→ **EXERCISE OBJECTIVE**
The answer must be the full data, restated word for word, with no pictures in it.

[Collected data entries]
+ + + + + + +

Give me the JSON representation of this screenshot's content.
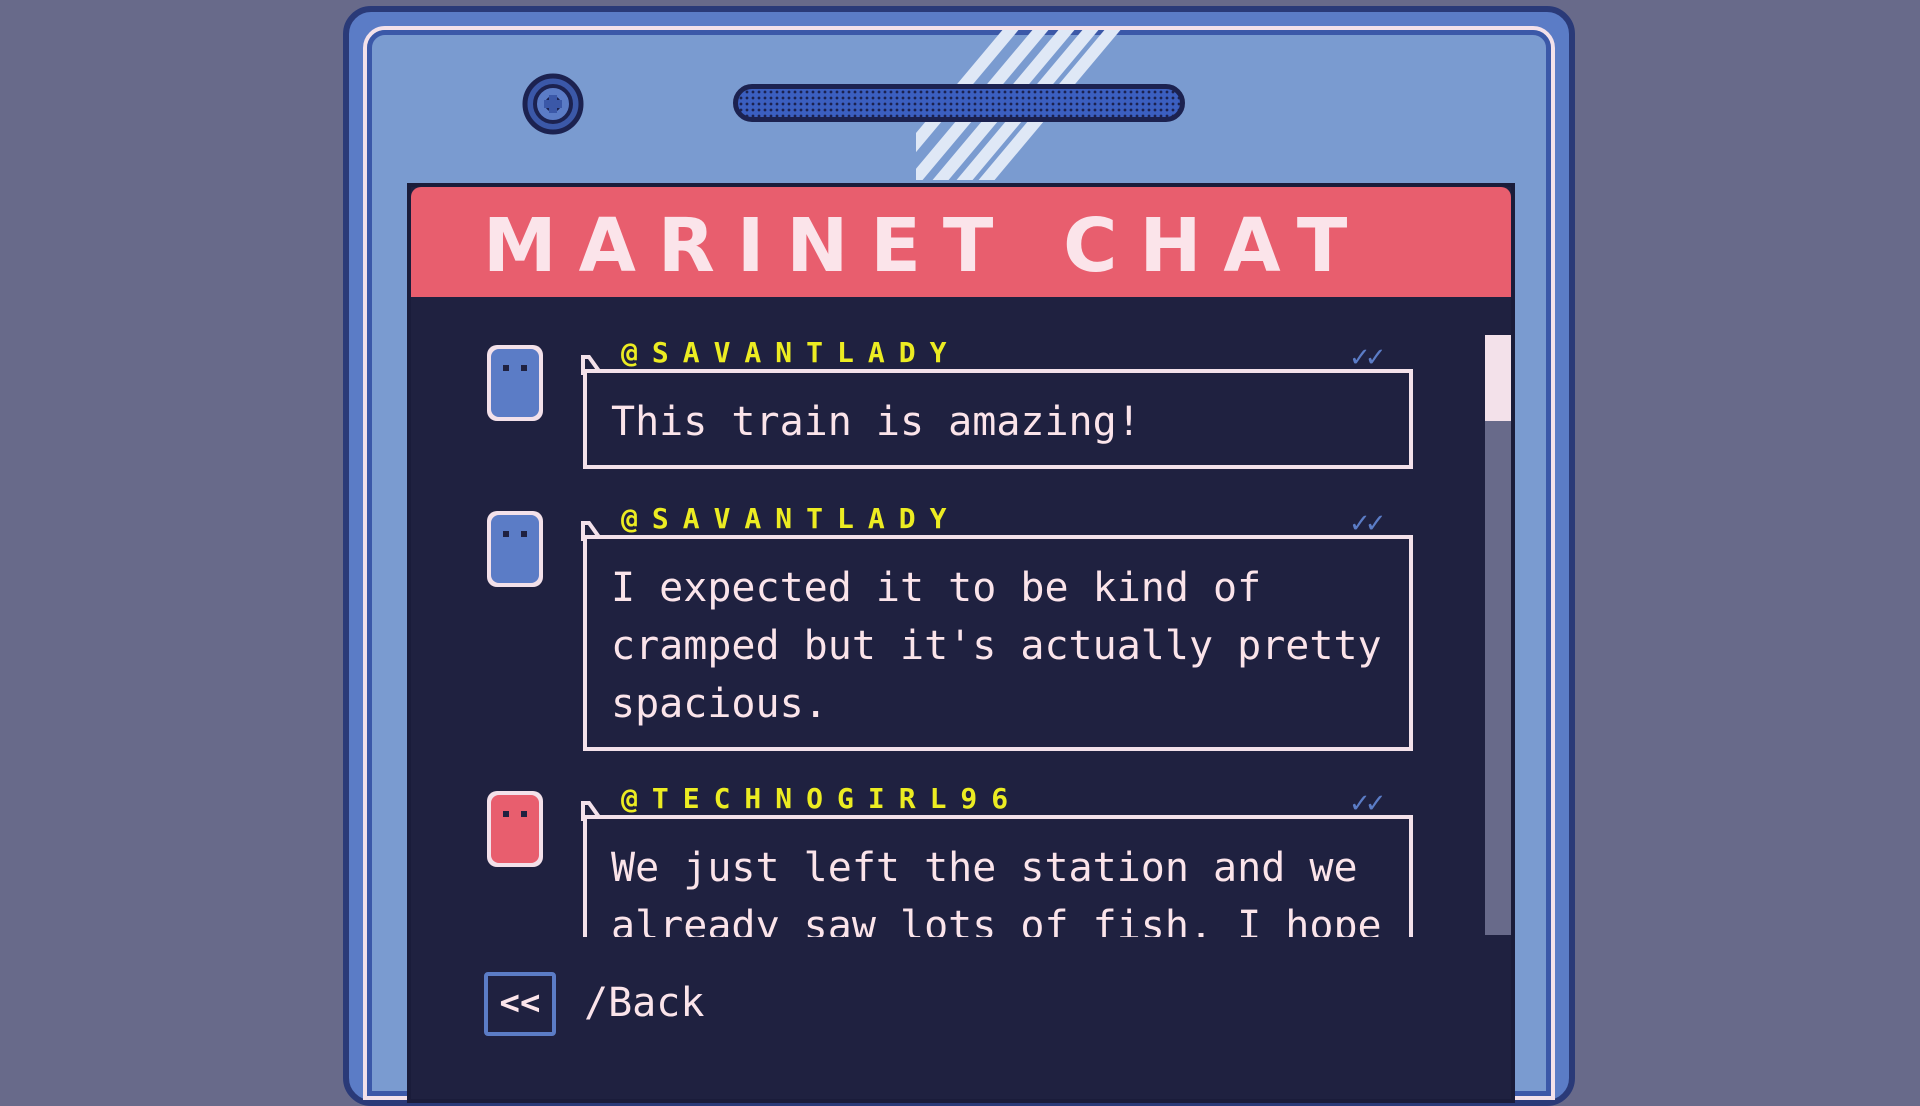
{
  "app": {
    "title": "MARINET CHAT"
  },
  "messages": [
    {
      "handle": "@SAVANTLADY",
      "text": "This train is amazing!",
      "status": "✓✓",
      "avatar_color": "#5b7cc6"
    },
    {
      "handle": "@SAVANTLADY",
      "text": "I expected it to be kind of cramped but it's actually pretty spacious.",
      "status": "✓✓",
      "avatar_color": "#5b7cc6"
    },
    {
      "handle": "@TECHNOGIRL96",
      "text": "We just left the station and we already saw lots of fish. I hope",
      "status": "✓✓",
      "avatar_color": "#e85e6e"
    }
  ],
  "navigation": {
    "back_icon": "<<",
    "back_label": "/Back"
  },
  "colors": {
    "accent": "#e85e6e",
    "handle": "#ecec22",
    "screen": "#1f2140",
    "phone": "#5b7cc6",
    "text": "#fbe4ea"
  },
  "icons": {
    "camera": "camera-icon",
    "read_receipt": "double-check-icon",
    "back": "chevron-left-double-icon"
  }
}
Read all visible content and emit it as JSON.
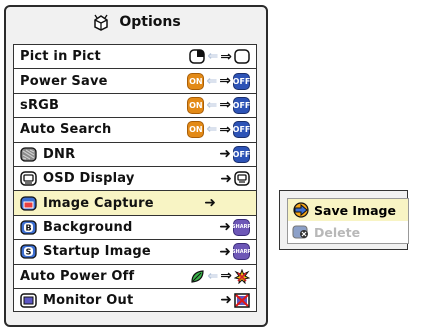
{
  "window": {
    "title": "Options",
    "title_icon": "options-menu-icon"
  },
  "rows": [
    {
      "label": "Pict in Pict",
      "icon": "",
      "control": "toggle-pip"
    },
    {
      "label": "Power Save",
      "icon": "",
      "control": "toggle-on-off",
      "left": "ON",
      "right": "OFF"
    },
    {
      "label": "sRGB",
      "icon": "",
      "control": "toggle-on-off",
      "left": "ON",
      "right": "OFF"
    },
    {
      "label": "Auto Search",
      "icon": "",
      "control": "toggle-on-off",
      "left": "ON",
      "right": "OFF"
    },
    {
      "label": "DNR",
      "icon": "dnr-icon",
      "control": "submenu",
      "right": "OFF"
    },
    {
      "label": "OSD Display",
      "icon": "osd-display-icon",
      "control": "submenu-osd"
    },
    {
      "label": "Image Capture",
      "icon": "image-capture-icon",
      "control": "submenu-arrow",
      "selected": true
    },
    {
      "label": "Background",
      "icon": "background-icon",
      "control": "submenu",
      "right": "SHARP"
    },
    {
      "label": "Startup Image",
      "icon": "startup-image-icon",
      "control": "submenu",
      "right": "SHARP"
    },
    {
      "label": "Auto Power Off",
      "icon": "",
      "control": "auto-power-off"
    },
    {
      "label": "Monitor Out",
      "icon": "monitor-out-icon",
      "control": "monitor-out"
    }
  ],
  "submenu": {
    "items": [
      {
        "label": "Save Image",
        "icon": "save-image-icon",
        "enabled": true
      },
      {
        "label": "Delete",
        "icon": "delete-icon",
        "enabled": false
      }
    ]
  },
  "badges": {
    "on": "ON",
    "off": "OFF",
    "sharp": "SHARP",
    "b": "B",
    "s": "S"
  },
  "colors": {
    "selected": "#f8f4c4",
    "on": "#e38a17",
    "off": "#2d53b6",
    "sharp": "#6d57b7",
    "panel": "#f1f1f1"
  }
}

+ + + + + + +

→ **OUTPUT**
Give me the JSON representation of this screenshot's content.
{
  "app": {
    "title": "MARINET CHAT"
  },
  "messages": [
    {
      "handle": "@SAVANTLADY",
      "text": "This train is amazing!",
      "status": "✓✓",
      "avatar_color": "#5b7cc6"
    },
    {
      "handle": "@SAVANTLADY",
      "text": "I expected it to be kind of cramped but it's actually pretty spacious.",
      "status": "✓✓",
      "avatar_color": "#5b7cc6"
    },
    {
      "handle": "@TECHNOGIRL96",
      "text": "We just left the station and we already saw lots of fish. I hope",
      "status": "✓✓",
      "avatar_color": "#e85e6e"
    }
  ],
  "navigation": {
    "back_icon": "<<",
    "back_label": "/Back"
  },
  "colors": {
    "accent": "#e85e6e",
    "handle": "#ecec22",
    "screen": "#1f2140",
    "phone": "#5b7cc6",
    "text": "#fbe4ea"
  },
  "icons": {
    "camera": "camera-icon",
    "read_receipt": "double-check-icon",
    "back": "chevron-left-double-icon"
  }
}
Read all visible content and emit it as JSON.
{
  "window": {
    "title": "Options",
    "title_icon": "options-menu-icon"
  },
  "rows": [
    {
      "label": "Pict in Pict",
      "icon": "",
      "control": "toggle-pip"
    },
    {
      "label": "Power Save",
      "icon": "",
      "control": "toggle-on-off",
      "left": "ON",
      "right": "OFF"
    },
    {
      "label": "sRGB",
      "icon": "",
      "control": "toggle-on-off",
      "left": "ON",
      "right": "OFF"
    },
    {
      "label": "Auto Search",
      "icon": "",
      "control": "toggle-on-off",
      "left": "ON",
      "right": "OFF"
    },
    {
      "label": "DNR",
      "icon": "dnr-icon",
      "control": "submenu",
      "right": "OFF"
    },
    {
      "label": "OSD Display",
      "icon": "osd-display-icon",
      "control": "submenu-osd"
    },
    {
      "label": "Image Capture",
      "icon": "image-capture-icon",
      "control": "submenu-arrow",
      "selected": true
    },
    {
      "label": "Background",
      "icon": "background-icon",
      "control": "submenu",
      "right": "SHARP"
    },
    {
      "label": "Startup Image",
      "icon": "startup-image-icon",
      "control": "submenu",
      "right": "SHARP"
    },
    {
      "label": "Auto Power Off",
      "icon": "",
      "control": "auto-power-off"
    },
    {
      "label": "Monitor Out",
      "icon": "monitor-out-icon",
      "control": "monitor-out"
    }
  ],
  "submenu": {
    "items": [
      {
        "label": "Save Image",
        "icon": "save-image-icon",
        "enabled": true
      },
      {
        "label": "Delete",
        "icon": "delete-icon",
        "enabled": false
      }
    ]
  },
  "badges": {
    "on": "ON",
    "off": "OFF",
    "sharp": "SHARP",
    "b": "B",
    "s": "S"
  },
  "colors": {
    "selected": "#f8f4c4",
    "on": "#e38a17",
    "off": "#2d53b6",
    "sharp": "#6d57b7",
    "panel": "#f1f1f1"
  }
}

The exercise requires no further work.